If you were a sentient human in the 1990s, you know Sinead O’Connor‘s cover of Prince‘s “Nothing Compares 2 U.” It’s one of the bigger, more enduring hits of the decade in part due to its iconic video. And it’s one of the most famous covers of all time. (It was such a big hit of such an unknown song that not everyone knew it was a cover.) So, for anyone new taking a stab at this song, it’s a tall order.
We’ve featured singer-songwriter Thao Nguyen, until recently of Thao & the Get Down Stay Down, on Cover Me a number of times over the years, as she’s covered songs from the past from multiple genres. Now that she’s gone out on her own, she’s chosen to cover a slightly more recent song. The surprising thing is that she picks, as she explains in the video, a song she doesn’t even that well: Björk’s “Human Behavior.”
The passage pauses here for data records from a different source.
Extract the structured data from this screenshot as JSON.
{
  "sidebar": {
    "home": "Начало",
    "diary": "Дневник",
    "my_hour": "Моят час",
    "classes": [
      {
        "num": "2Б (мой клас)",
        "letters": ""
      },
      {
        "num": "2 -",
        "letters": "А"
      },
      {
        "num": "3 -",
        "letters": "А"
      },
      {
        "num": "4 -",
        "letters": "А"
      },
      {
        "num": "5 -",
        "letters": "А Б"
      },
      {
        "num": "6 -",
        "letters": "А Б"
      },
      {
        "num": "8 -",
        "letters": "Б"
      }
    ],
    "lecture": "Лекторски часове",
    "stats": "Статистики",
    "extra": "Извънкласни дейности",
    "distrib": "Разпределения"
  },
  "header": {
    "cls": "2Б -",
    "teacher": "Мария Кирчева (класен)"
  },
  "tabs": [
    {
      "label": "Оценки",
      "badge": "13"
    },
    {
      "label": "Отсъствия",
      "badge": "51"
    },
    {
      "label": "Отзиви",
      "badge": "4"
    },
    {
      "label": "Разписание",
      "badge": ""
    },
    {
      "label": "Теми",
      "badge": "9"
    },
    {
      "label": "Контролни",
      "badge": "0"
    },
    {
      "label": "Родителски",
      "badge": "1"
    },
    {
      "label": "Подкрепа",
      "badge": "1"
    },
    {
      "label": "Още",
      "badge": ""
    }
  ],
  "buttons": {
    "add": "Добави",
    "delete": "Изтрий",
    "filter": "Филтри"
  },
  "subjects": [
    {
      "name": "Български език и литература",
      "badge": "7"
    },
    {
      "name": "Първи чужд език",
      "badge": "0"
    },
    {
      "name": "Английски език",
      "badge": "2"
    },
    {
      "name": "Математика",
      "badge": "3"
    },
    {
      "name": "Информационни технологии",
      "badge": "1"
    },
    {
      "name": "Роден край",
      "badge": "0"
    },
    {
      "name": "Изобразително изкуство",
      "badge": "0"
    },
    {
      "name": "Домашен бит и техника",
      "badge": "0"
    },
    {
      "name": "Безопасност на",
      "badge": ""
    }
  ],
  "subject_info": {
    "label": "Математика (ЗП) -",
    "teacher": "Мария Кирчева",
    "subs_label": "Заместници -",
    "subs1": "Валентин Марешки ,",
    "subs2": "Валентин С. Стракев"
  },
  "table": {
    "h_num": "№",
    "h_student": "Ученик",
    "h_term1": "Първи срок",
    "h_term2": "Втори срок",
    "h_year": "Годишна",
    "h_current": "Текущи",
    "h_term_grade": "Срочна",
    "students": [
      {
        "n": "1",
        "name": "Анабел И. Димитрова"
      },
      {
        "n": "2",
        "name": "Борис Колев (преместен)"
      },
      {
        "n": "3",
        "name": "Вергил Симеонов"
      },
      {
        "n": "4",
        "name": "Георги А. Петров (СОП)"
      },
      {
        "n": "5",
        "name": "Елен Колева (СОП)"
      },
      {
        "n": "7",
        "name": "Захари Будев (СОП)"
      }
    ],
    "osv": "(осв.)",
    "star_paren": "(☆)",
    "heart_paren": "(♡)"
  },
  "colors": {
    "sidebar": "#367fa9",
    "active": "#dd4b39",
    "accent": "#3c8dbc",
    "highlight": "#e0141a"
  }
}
The Todd Terry remix of “Missing” changed Everything But the Girl’s entire career. “Missing” was the band’s biggest hit ever, going to #3 in the UK and #2 in the US. Originally a jangle-pop/alternative pop duo with a bit of a jazz, they altered their sound to follow up on the surprise success of the remix, and they began incorporating much more dance music.
“Love Gun,” the title track to KISS’ 6th album, is not one of their bigger hits but is regarded by lead singer Paul Stanley as one of their signature songs. Like most of KISS’ repertoire, it’s fairly straightforward arena rock with lyrics that don’t leave much to the imagination. But it features a fun, scale-climbing solo by Ace Frehley, some bolero-esque breaks and the bass part practically dances.
Bacharach and David’s oft-covered “I Just Don’t Know What to Do with Myself” was first a hit outside of North America for Dusty Springfield and then in North America for Dionne Warwick. For younger people, the most famous version is probably that of The White Stripes, whose version did pretty well in the charts too.
The most famous covers of the song stick to a pretty similar tempo and feel – even the White Stripes cover, despite upping the volume considerably. But, on his new version from forthcoming EP Love Letters, Bryan Ferry slows down the pace of the song considerably and, despite the presence of a string section, he dials back on the emotion considerably. It’s pretty subdued performance for a song that routinely lends itself to histrionics.